_WHAT THIS TASK INVOLVES:_ Every line in the records below with the string "description" is to be copied out.

_DATA SHOWN:_
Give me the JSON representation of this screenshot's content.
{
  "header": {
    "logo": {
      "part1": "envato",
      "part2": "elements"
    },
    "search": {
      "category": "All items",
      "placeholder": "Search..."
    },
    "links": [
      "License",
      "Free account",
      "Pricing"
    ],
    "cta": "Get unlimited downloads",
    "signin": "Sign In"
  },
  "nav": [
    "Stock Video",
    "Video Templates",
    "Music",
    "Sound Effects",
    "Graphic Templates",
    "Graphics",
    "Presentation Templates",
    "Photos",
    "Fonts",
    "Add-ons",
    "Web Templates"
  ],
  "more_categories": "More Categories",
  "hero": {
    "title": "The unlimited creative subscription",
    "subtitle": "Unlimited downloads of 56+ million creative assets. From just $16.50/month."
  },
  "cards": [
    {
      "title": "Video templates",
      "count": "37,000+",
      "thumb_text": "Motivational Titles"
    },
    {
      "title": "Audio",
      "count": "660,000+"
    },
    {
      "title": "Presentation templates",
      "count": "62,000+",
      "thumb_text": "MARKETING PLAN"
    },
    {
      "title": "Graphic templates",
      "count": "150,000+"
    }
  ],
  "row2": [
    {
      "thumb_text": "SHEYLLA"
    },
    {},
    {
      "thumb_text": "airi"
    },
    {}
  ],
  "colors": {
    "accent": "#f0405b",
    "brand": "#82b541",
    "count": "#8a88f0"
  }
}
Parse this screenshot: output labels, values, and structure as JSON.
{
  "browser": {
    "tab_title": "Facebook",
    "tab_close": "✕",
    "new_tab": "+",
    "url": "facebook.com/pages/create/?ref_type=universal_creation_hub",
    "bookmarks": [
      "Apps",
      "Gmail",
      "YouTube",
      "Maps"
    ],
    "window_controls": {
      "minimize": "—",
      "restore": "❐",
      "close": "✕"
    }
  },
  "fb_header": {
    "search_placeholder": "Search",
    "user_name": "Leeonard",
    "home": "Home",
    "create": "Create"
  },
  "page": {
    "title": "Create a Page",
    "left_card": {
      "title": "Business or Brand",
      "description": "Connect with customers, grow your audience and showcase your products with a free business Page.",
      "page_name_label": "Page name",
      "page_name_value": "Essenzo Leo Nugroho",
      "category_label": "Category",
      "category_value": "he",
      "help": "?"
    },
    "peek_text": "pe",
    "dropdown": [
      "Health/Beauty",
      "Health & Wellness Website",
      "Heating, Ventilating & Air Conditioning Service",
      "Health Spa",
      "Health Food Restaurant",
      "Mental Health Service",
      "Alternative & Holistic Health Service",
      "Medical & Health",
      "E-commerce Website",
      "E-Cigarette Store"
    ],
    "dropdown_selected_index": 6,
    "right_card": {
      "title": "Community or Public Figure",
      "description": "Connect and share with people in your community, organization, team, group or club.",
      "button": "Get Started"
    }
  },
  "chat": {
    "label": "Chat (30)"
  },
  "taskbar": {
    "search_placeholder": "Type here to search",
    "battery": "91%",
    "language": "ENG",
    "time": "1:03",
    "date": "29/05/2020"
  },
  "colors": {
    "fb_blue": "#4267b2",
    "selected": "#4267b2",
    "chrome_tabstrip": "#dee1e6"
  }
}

_TASK RESULT:_
      "description": "Connect with customers, grow your audience and showcase your products with a free business Page.",
      "description": "Connect and share with people in your community, organization, team, group or club.",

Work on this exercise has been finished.